The subject reads: Mail update
and the message reads: "Dear User, Your E-mail account has exceeded its limit
I have not clicked the 'update here' just in case it is not kosher. Are you able to ascertain anything from this? I am indeed an ex mobile-me customer and did receive a recent email to inform me that my free 'such & such' was ending but since I use icloud for very little, I thought it would not effect me.
Any further thoughts/advice would be gratefully received, thank you.
Currently Being ModeratedOct 5, 2013 1:52 PM (in response to ktd-1)
That sounds very dubious. The sender's address would be the giveaway - it's probably not an apple.com address. A genuine message would come from something at @me.com (as the notification about the expiry of the free storage did) and would have been addressed to you by name, not 'Dear User'.
In any case, if you have exceeded your limit your email won't work; so if it is working that is final proof. You were right not to click on the link.
You can report such emails to Apple: I quote:
'...if you do receive an email that arouses your suspicions, select all the text in the message and use the Forward as Attachment command in the Message menu in Mac OS X Mail or the Action menu in Outlook to send it to email@example.com. This will provide us with information that can be useful to our legal department and outside law enforcement, and we'll be grateful for your help. Like crime in general, phishing can't be totally stamped out, but it can be fought.'
Currently Being ModeratedJan 2, 2014 7:22 AM (in response to ktd-1)
I received the same email twice today, and the reply address says firstname.lastname@example.org which is not a valid iCloud email address I guess. Besides the links from the page the email links to don't work:
Currently Being ModeratedJan 2, 2014 8:11 AM (in response to Airve)
Currently Being ModeratedJan 2, 2014 9:51 AM (in response to Roger Wilmut1)
I recd similar email yesterday morn - and was stupid in I went in to link - signed in with my apple id and password - and then noticed the email address was from aol.com. Now I cant get email. It appears i can send, but not receive. I tried a test email to myself and didnt receive. What can I do now? This is a disaster - as my business depends on this. Thanks for ANY help on what to do now.
Currently Being ModeratedJan 2, 2014 10:11 AM (in response to Vicki60yr)
It's unlikely that unauthorised access would block email in one direction only - it would be more likely either to lock you out or to have no immediate effect (what they want is access to your personal data in the hope of stealing from you one way or another - they have no interest in blocking your email). You should certainly change your password to something strong, and you should do it now, not tomorrow.

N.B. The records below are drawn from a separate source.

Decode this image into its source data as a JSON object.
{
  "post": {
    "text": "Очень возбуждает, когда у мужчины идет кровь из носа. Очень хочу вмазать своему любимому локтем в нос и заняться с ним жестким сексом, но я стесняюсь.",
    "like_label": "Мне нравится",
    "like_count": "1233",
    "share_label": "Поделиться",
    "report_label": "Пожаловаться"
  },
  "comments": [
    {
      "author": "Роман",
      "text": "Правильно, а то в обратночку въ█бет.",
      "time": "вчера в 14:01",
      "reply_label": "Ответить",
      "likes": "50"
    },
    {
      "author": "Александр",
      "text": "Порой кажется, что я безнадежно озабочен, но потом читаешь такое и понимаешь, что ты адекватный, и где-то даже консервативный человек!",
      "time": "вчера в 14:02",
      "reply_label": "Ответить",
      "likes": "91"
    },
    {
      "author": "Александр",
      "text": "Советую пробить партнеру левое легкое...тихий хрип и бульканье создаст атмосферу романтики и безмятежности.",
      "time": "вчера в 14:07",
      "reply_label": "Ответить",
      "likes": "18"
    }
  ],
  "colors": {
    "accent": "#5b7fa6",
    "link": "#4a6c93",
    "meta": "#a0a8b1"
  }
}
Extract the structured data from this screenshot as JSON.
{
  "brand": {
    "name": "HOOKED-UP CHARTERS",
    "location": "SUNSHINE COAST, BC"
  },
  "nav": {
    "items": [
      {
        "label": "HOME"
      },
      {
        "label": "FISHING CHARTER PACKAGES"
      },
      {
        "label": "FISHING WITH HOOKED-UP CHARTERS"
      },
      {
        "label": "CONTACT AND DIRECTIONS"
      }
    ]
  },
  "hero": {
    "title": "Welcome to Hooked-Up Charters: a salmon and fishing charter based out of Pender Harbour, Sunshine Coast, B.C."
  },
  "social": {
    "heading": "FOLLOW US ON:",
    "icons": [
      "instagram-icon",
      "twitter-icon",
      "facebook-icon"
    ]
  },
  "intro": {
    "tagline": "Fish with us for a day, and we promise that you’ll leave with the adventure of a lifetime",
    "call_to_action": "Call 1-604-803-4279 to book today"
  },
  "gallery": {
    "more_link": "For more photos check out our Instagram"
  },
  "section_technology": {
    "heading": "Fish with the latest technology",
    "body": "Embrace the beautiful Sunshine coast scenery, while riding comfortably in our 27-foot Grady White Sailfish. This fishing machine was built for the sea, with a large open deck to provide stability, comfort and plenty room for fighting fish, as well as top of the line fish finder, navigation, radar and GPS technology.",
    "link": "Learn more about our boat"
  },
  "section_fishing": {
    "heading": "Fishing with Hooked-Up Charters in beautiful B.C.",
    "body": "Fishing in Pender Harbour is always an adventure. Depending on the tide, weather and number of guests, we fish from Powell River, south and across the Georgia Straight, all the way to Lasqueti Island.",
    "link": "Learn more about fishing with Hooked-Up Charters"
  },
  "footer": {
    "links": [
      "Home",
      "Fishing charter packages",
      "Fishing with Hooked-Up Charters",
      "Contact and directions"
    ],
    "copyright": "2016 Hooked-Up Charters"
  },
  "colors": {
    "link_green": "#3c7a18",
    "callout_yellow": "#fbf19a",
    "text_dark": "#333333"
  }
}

If you can't receive iCloud email you could dry unchecking Mail in System Preferences>iCloud and re-checking it; you should also check whether you can access your mail at http://icloud.com
Currently Being ModeratedJan 2, 2014 11:17 AM (in response to Roger Wilmut1)

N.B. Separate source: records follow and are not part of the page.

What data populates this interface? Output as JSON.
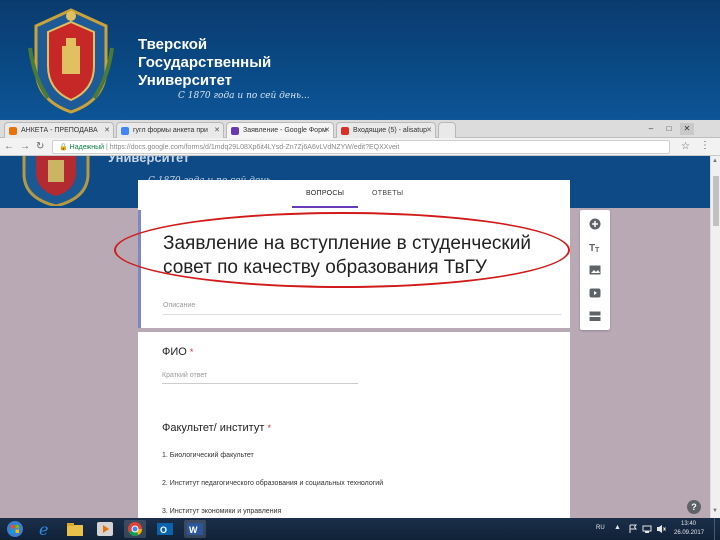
{
  "banner": {
    "name_line1": "Тверской",
    "name_line2": "Государственный",
    "name_line3": "Университет",
    "motto": "С 1870 года и по сей день..."
  },
  "tabs": [
    {
      "label": "АНКЕТА - ПРЕПОДАВА",
      "active": false,
      "fav_color": "#e8710a"
    },
    {
      "label": "гугл формы анкета при",
      "active": false,
      "fav_color": "#4285f4"
    },
    {
      "label": "Заявление - Google Форм",
      "active": true,
      "fav_color": "#673ab7"
    },
    {
      "label": "Входящие (5) - alisatup",
      "active": false,
      "fav_color": "#d93025"
    }
  ],
  "addressbar": {
    "secure_label": "Надежный",
    "url": "https://docs.google.com/forms/d/1mdq29L08Xp6it4LYsd-Zn7Zj6A6vLVdNZYW/edit?EQXXveit"
  },
  "page_header": {
    "ghost_name": "Университет",
    "ghost_motto": "С 1870 года и по сей день..."
  },
  "form_tabs": {
    "questions": "ВОПРОСЫ",
    "answers": "ОТВЕТЫ"
  },
  "form": {
    "title": "Заявление на вступление в студенческий совет по качеству образования ТвГУ",
    "description_placeholder": "Описание"
  },
  "questions": [
    {
      "title": "ФИО",
      "required_mark": "*",
      "hint": "Краткий ответ"
    },
    {
      "title": "Факультет/ институт",
      "required_mark": "*",
      "options": [
        "1.  Биологический факультет",
        "2.  Институт педагогического образования и социальных технологий",
        "3.  Институт экономики и управления"
      ]
    }
  ],
  "side_tools": [
    "add-question-icon",
    "add-title-icon",
    "add-image-icon",
    "add-video-icon",
    "add-section-icon"
  ],
  "help_label": "?",
  "tray": {
    "lang": "RU",
    "time": "13:40",
    "date": "26.09.2017"
  },
  "colors": {
    "accent": "#673ab7",
    "annotation": "#d11a1a",
    "banner": "#0b3b6e"
  }
}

Thank you SO much - I will change password immediately. I will followup on yoru other advice as well.
I HAVE SO MUCH GRATITDE AND APPRECIATION FOR YOUR FOLLOWUP...... AND I am trying not to panic.
Thanks again!!!!! Just learned a hard lesson too.......ugh.
Currently Being ModeratedApr 8, 2014 9:21 AM (in response to Roger Wilmut1)
This whole discussion has helped me. I have received a couple of these emails, and I ALMOST clicked on the "click here" button and then thought better of it. After reading this discussion, I just trashed it, and identified it as Junk mail.
Currently Being ModeratedApr 8, 2014 2:08 PM (in response to Roger Wilmut1)
Currently Being ModeratedApr 8, 2014 2:13 PM (in response to Percy Page)
Definitely phishing - look at the address the 'Update here' links to - the domain is bugs3.com which is registered by GoDaddy and has their 'domain by proxy' service masking the owner's name. Bin it.
Currently Being ModeratedApr 14, 2014 9:25 AM (in response to ktd-1)
What should you do if you clicked on UPDATE HERE? Nothing appeared to happen, it acted like it tried to load, and then stalled out, so I shut it and deleted the message. How do I find out what damage is done, or is there not a way? Thanks for any help with this.